• [Your objective]: Would you restate all the entries exactly, leaving nothing out?
BEGIN Information shown
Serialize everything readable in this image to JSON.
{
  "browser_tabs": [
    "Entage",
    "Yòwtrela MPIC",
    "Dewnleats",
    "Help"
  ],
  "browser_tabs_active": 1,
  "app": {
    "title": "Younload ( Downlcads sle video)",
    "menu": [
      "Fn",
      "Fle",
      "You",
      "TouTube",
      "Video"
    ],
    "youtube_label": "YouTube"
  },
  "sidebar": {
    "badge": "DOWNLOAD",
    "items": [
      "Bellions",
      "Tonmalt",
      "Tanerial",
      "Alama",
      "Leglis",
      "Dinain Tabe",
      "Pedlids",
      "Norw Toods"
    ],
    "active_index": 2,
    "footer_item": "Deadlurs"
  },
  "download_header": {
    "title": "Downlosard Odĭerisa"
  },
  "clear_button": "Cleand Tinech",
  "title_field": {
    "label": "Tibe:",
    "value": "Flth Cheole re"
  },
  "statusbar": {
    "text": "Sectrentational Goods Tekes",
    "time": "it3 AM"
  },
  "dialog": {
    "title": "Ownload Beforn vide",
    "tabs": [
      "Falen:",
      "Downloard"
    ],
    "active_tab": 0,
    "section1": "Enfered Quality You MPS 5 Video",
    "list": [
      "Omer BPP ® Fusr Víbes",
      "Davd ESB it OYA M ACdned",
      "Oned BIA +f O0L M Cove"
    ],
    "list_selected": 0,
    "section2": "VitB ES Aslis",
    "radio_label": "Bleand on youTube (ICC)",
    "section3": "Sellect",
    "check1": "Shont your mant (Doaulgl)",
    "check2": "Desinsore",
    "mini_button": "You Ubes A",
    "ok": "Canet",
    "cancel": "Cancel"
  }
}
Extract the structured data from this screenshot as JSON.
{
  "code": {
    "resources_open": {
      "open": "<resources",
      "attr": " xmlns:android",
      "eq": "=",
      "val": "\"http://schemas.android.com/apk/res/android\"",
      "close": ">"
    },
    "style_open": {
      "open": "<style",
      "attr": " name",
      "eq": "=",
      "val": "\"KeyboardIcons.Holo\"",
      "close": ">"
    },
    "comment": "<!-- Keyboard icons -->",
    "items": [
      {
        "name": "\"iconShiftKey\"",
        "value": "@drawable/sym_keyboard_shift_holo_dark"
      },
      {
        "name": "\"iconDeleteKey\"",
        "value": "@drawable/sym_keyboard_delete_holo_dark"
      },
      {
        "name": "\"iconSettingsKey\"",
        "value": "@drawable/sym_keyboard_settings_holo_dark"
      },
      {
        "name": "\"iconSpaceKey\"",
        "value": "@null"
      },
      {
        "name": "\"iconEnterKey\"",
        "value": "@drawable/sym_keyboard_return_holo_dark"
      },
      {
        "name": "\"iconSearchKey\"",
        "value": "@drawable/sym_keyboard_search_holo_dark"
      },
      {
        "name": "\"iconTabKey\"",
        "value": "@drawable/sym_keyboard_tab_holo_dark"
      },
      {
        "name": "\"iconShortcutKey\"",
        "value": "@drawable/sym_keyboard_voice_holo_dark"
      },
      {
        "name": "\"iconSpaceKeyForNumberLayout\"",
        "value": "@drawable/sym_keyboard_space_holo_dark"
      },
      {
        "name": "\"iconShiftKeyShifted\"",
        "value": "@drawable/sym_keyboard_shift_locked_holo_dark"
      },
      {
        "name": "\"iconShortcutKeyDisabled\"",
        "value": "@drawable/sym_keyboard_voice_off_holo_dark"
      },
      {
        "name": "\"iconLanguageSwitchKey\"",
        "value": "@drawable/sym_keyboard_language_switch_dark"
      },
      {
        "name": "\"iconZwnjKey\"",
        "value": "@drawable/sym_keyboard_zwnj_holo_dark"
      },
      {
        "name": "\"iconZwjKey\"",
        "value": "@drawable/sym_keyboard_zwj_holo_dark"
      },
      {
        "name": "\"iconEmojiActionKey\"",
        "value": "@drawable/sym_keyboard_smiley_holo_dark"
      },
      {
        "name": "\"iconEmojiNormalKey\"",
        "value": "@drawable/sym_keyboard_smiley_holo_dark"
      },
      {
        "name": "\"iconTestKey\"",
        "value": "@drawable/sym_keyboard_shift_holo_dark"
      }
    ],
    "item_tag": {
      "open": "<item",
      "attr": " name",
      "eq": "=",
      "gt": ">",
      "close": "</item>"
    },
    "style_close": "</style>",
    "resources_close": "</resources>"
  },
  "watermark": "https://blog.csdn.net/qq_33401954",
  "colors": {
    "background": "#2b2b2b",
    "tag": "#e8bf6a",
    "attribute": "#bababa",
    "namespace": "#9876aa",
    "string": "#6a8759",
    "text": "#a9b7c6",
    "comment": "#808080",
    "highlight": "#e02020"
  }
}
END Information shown
• [Finished task]:
Serialize everything readable in this image to JSON.
{
  "browser_tabs": [
    "Entage",
    "Yòwtrela MPIC",
    "Dewnleats",
    "Help"
  ],
  "browser_tabs_active": 1,
  "app": {
    "title": "Younload ( Downlcads sle video)",
    "menu": [
      "Fn",
      "Fle",
      "You",
      "TouTube",
      "Video"
    ],
    "youtube_label": "YouTube"
  },
  "sidebar": {
    "badge": "DOWNLOAD",
    "items": [
      "Bellions",
      "Tonmalt",
      "Tanerial",
      "Alama",
      "Leglis",
      "Dinain Tabe",
      "Pedlids",
      "Norw Toods"
    ],
    "active_index": 2,
    "footer_item": "Deadlurs"
  },
  "download_header": {
    "title": "Downlosard Odĭerisa"
  },
  "clear_button": "Cleand Tinech",
  "title_field": {
    "label": "Tibe:",
    "value": "Flth Cheole re"
  },
  "statusbar": {
    "text": "Sectrentational Goods Tekes",
    "time": "it3 AM"
  },
  "dialog": {
    "title": "Ownload Beforn vide",
    "tabs": [
      "Falen:",
      "Downloard"
    ],
    "active_tab": 0,
    "section1": "Enfered Quality You MPS 5 Video",
    "list": [
      "Omer BPP ® Fusr Víbes",
      "Davd ESB it OYA M ACdned",
      "Oned BIA +f O0L M Cove"
    ],
    "list_selected": 0,
    "section2": "VitB ES Aslis",
    "radio_label": "Bleand on youTube (ICC)",
    "section3": "Sellect",
    "check1": "Shont your mant (Doaulgl)",
    "check2": "Desinsore",
    "mini_button": "You Ubes A",
    "ok": "Canet",
    "cancel": "Cancel"
  }
}
Extract the structured data from this screenshot as JSON.
{
  "code": {
    "resources_open": {
      "open": "<resources",
      "attr": " xmlns:android",
      "eq": "=",
      "val": "\"http://schemas.android.com/apk/res/android\"",
      "close": ">"
    },
    "style_open": {
      "open": "<style",
      "attr": " name",
      "eq": "=",
      "val": "\"KeyboardIcons.Holo\"",
      "close": ">"
    },
    "comment": "<!-- Keyboard icons -->",
    "items": [
      {
        "name": "\"iconShiftKey\"",
        "value": "@drawable/sym_keyboard_shift_holo_dark"
      },
      {
        "name": "\"iconDeleteKey\"",
        "value": "@drawable/sym_keyboard_delete_holo_dark"
      },
      {
        "name": "\"iconSettingsKey\"",
        "value": "@drawable/sym_keyboard_settings_holo_dark"
      },
      {
        "name": "\"iconSpaceKey\"",
        "value": "@null"
      },
      {
        "name": "\"iconEnterKey\"",
        "value": "@drawable/sym_keyboard_return_holo_dark"
      },
      {
        "name": "\"iconSearchKey\"",
        "value": "@drawable/sym_keyboard_search_holo_dark"
      },
      {
        "name": "\"iconTabKey\"",
        "value": "@drawable/sym_keyboard_tab_holo_dark"
      },
      {
        "name": "\"iconShortcutKey\"",
        "value": "@drawable/sym_keyboard_voice_holo_dark"
      },
      {
        "name": "\"iconSpaceKeyForNumberLayout\"",
        "value": "@drawable/sym_keyboard_space_holo_dark"
      },
      {
        "name": "\"iconShiftKeyShifted\"",
        "value": "@drawable/sym_keyboard_shift_locked_holo_dark"
      },
      {
        "name": "\"iconShortcutKeyDisabled\"",
        "value": "@drawable/sym_keyboard_voice_off_holo_dark"
      },
      {
        "name": "\"iconLanguageSwitchKey\"",
        "value": "@drawable/sym_keyboard_language_switch_dark"
      },
      {
        "name": "\"iconZwnjKey\"",
        "value": "@drawable/sym_keyboard_zwnj_holo_dark"
      },
      {
        "name": "\"iconZwjKey\"",
        "value": "@drawable/sym_keyboard_zwj_holo_dark"
      },
      {
        "name": "\"iconEmojiActionKey\"",
        "value": "@drawable/sym_keyboard_smiley_holo_dark"
      },
      {
        "name": "\"iconEmojiNormalKey\"",
        "value": "@drawable/sym_keyboard_smiley_holo_dark"
      },
      {
        "name": "\"iconTestKey\"",
        "value": "@drawable/sym_keyboard_shift_holo_dark"
      }
    ],
    "item_tag": {
      "open": "<item",
      "attr": " name",
      "eq": "=",
      "gt": ">",
      "close": "</item>"
    },
    "style_close": "</style>",
    "resources_close": "</resources>"
  },
  "watermark": "https://blog.csdn.net/qq_33401954",
  "colors": {
    "background": "#2b2b2b",
    "tag": "#e8bf6a",
    "attribute": "#bababa",
    "namespace": "#9876aa",
    "string": "#6a8759",
    "text": "#a9b7c6",
    "comment": "#808080",
    "highlight": "#e02020"
  }
}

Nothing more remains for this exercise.